Hyperloop is a public transport system that, if it becomes a reality, will see commuters transported in pods fired through low-pressure tubes at speeds of up to 600mph. Essentially a magnetic levitation train in a vacuum system, it is the brainchild of Elon Musk, and an open-source and collaborative enterprise. Sir Richard Branson has already declared an interest, with Virgin Hyperloop One reaching a speed of 240mph in tests in Nevada.  

Dan Lewis, the IOD’s senior adviser on infrastructure policy, will recommend that Hyperloop should become key to the infrastructure of Northern England in an imminent report, “How Do We Make Britain the Best Connected Country in the World?”

Though it seems far-fetched, Hyperloop could revolutionise the UK by making almost any city accessible from almost any other, rebalancing the distribution of wealth and opportunity that has long afflicted us.

This is a story we will be following closely, but what is clear about this open-source programme is that the more it can attract investment, vision and goodwill from global leaders and angel investors – especially those in the transport and technology sectors – the more likely it is to succeed.


Graduate earnings impacted by subject, university and background, says IFS.

The Institute for Fiscal Studies (IFS) has released figures revealing that university, family background and subject choice have a significant impact on English students’ earnings five years after they graduate.  Creative arts, social care and media graduates tend to earn the least, while medicine, economics and maths graduates earn the most, with physics and engineering also near the top of the scale.

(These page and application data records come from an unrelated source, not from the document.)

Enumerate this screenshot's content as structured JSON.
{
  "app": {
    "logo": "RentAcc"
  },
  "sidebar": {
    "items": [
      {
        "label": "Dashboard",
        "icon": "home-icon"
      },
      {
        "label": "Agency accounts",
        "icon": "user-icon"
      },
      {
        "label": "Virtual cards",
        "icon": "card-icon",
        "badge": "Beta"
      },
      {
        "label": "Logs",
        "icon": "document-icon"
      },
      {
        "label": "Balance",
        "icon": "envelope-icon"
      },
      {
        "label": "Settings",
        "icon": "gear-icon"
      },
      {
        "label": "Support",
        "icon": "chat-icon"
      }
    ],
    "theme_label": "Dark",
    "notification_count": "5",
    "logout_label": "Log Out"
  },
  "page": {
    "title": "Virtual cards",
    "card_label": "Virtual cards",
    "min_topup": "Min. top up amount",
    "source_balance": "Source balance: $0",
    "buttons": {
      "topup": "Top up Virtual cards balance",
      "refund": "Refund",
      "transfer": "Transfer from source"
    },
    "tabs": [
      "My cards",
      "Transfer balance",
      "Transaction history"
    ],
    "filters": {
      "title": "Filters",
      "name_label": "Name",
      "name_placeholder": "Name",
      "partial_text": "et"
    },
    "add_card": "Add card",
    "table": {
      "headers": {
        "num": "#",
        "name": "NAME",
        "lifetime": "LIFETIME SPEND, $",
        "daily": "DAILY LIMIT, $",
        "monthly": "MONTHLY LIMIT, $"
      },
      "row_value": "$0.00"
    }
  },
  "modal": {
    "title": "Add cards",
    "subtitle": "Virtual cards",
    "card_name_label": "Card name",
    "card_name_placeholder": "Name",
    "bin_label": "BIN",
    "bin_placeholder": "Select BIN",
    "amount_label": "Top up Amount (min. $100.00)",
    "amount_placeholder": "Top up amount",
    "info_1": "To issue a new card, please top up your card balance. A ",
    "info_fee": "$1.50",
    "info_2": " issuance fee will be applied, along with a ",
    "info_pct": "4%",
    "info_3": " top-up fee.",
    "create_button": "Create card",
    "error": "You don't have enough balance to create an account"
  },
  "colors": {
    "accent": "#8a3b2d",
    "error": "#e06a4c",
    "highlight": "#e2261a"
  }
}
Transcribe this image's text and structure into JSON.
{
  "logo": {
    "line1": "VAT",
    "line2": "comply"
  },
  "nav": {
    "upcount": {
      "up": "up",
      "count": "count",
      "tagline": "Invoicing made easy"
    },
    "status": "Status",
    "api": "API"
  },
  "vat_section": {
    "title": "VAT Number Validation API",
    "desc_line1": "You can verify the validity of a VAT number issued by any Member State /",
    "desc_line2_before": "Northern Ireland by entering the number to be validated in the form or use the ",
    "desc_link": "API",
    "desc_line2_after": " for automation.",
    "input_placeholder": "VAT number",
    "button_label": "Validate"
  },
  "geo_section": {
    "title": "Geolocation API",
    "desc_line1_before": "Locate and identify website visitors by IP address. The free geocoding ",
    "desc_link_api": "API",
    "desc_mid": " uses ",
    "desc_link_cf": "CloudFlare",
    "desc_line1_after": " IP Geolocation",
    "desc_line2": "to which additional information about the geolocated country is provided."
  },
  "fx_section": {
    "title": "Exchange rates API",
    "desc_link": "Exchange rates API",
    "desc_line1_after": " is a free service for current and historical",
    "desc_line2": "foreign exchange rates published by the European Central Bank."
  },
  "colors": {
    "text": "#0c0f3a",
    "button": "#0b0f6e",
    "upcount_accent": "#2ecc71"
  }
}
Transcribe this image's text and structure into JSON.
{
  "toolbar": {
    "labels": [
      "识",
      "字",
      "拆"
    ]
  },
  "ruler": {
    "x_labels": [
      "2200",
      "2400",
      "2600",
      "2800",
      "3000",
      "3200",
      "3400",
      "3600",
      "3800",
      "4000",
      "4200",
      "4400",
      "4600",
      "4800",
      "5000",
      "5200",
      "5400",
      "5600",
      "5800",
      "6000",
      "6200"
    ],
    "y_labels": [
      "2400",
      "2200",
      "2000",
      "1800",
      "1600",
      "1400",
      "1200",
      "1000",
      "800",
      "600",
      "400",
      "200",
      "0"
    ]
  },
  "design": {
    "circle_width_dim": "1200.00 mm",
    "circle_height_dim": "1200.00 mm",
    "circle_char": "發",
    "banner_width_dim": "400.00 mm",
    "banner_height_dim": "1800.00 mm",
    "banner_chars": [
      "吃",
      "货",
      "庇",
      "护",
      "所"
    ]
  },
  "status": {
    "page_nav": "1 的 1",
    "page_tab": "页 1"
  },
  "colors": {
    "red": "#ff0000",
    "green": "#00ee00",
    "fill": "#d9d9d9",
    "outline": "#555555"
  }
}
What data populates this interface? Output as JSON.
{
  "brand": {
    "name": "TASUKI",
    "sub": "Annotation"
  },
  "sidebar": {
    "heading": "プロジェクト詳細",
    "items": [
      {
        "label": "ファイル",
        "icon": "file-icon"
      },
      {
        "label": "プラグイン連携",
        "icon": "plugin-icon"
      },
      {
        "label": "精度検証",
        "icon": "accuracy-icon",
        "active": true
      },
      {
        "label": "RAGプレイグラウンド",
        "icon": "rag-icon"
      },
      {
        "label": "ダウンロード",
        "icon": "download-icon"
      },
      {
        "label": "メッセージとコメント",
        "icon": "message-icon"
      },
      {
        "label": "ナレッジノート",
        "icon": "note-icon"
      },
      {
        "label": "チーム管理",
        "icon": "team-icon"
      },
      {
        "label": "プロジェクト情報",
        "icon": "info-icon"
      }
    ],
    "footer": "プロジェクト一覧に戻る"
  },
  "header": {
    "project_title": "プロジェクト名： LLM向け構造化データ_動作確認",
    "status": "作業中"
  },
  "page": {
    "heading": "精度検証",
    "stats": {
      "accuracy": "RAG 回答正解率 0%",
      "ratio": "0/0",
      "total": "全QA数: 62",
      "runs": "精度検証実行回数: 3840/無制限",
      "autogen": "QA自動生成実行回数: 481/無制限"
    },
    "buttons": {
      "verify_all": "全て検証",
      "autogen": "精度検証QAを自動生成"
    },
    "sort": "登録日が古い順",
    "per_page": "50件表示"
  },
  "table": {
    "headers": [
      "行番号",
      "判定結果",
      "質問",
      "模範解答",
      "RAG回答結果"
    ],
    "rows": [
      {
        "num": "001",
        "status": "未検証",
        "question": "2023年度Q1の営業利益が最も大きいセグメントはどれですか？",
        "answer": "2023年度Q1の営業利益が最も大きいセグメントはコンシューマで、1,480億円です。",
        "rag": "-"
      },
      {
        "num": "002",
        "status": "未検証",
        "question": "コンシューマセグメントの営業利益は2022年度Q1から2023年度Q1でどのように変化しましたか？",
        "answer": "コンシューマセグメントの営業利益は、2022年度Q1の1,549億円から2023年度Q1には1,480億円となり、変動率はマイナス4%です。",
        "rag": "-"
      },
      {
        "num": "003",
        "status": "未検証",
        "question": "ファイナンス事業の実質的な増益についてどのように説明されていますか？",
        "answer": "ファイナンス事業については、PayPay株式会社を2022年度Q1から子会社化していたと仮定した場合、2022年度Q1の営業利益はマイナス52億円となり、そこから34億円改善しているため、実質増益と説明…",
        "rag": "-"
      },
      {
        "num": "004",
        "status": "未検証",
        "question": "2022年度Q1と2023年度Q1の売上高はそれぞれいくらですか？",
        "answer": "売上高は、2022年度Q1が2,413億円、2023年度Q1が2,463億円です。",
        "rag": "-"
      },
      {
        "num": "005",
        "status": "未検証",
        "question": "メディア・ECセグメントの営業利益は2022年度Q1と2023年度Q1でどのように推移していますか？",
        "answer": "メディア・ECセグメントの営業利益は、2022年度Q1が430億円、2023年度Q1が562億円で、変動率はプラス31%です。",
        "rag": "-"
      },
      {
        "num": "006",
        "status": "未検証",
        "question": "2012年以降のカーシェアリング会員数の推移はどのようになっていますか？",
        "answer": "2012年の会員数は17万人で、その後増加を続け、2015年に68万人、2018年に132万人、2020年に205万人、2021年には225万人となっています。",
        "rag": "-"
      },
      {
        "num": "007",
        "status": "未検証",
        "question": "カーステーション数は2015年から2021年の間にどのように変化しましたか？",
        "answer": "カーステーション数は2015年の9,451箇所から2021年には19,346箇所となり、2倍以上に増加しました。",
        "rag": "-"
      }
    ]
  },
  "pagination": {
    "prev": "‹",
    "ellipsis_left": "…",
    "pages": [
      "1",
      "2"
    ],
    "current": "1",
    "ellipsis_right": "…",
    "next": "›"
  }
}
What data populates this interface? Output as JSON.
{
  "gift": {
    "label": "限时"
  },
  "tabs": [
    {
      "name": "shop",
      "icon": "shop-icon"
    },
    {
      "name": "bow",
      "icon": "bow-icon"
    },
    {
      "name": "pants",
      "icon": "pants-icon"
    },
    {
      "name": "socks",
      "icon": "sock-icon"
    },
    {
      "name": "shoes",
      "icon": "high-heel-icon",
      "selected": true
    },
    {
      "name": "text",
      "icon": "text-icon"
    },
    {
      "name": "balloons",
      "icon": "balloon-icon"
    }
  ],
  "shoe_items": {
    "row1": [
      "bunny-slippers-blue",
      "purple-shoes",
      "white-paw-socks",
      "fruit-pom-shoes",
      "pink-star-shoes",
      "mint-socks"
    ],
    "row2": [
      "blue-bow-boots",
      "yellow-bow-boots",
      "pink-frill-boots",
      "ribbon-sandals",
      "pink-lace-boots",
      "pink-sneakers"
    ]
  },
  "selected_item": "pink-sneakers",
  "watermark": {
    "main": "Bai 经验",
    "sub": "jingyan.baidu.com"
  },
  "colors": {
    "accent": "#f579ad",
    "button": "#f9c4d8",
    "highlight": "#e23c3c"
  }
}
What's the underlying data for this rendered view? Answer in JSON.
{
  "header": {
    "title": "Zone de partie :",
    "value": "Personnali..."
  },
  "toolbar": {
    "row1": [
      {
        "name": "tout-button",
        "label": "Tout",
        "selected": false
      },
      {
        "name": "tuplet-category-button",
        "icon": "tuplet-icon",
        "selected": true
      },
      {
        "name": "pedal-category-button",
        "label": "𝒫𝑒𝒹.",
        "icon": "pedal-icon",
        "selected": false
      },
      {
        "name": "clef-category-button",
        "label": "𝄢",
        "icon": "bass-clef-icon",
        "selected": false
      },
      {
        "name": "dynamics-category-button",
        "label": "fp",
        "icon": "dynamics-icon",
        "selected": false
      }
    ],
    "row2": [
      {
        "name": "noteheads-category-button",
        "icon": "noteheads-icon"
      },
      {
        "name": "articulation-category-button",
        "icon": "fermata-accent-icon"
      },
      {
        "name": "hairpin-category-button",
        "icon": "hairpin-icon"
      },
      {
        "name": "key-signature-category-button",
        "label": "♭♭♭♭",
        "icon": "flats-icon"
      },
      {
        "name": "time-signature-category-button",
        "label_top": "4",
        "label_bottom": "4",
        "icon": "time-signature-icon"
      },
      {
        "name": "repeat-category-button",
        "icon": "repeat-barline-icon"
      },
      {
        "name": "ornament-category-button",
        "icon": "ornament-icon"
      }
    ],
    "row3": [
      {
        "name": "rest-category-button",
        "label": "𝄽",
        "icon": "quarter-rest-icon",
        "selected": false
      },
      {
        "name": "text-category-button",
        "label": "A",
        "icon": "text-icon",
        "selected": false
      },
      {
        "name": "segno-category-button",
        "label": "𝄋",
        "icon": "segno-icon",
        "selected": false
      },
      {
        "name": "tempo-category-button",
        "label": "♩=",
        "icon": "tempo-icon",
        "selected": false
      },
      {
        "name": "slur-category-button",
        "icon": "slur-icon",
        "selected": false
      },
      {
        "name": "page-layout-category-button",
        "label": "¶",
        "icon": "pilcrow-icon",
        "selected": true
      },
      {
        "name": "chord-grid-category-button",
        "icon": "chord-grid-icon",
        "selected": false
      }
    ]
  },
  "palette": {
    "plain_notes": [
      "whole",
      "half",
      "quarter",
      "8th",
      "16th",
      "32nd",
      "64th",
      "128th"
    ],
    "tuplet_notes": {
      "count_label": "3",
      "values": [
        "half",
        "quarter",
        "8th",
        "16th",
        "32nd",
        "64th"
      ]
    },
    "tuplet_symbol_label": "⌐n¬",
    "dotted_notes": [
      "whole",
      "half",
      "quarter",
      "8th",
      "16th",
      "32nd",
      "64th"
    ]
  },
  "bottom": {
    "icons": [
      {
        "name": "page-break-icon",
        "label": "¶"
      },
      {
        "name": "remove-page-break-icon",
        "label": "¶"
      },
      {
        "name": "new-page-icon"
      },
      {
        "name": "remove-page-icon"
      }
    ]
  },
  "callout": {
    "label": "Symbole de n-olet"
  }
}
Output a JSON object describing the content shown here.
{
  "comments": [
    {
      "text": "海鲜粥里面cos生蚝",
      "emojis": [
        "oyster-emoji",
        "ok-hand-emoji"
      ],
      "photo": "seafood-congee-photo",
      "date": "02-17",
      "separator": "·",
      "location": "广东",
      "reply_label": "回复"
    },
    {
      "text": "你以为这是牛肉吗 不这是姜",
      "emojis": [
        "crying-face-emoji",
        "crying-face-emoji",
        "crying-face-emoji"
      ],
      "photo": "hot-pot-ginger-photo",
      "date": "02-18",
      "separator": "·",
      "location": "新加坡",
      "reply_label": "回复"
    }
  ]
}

However, although subjects such as computing and business do not add as much onto salaries as those subjects at the top of the list, they do increase the chance for students with lower A-level grades to earn better salaries.